- **What to work on**: Repeat the data verbatim.

[Dataset records]
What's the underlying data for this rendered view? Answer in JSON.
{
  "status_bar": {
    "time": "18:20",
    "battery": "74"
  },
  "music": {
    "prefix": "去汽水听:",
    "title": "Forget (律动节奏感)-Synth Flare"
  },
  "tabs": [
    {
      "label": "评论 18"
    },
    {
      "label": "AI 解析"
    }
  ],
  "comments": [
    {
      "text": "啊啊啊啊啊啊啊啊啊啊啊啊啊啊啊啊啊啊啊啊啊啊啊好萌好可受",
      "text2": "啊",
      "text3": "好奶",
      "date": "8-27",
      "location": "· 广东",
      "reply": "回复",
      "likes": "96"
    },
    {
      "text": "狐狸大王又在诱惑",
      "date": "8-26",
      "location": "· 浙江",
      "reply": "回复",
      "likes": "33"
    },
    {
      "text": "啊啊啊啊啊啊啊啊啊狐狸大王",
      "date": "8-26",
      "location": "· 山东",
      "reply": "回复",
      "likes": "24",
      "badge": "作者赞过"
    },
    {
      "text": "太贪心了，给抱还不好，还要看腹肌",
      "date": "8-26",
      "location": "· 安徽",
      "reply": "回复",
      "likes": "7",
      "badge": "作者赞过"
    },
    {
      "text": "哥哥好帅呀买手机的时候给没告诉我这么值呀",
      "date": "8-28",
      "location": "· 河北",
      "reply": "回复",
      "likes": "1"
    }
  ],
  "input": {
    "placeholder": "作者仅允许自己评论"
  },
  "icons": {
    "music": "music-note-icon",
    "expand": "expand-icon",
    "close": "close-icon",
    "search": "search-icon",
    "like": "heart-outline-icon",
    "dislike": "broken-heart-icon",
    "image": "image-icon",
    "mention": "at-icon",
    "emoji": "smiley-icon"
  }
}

- **Your response**:
What's the underlying data for this rendered view? Answer in JSON.
{
  "status_bar": {
    "time": "18:20",
    "battery": "74"
  },
  "music": {
    "prefix": "去汽水听:",
    "title": "Forget (律动节奏感)-Synth Flare"
  },
  "tabs": [
    {
      "label": "评论 18"
    },
    {
      "label": "AI 解析"
    }
  ],
  "comments": [
    {
      "text": "啊啊啊啊啊啊啊啊啊啊啊啊啊啊啊啊啊啊啊啊啊啊啊好萌好可受",
      "text2": "啊",
      "text3": "好奶",
      "date": "8-27",
      "location": "· 广东",
      "reply": "回复",
      "likes": "96"
    },
    {
      "text": "狐狸大王又在诱惑",
      "date": "8-26",
      "location": "· 浙江",
      "reply": "回复",
      "likes": "33"
    },
    {
      "text": "啊啊啊啊啊啊啊啊啊狐狸大王",
      "date": "8-26",
      "location": "· 山东",
      "reply": "回复",
      "likes": "24",
      "badge": "作者赞过"
    },
    {
      "text": "太贪心了，给抱还不好，还要看腹肌",
      "date": "8-26",
      "location": "· 安徽",
      "reply": "回复",
      "likes": "7",
      "badge": "作者赞过"
    },
    {
      "text": "哥哥好帅呀买手机的时候给没告诉我这么值呀",
      "date": "8-28",
      "location": "· 河北",
      "reply": "回复",
      "likes": "1"
    }
  ],
  "input": {
    "placeholder": "作者仅允许自己评论"
  },
  "icons": {
    "music": "music-note-icon",
    "expand": "expand-icon",
    "close": "close-icon",
    "search": "search-icon",
    "like": "heart-outline-icon",
    "dislike": "broken-heart-icon",
    "image": "image-icon",
    "mention": "at-icon",
    "emoji": "smiley-icon"
  }
}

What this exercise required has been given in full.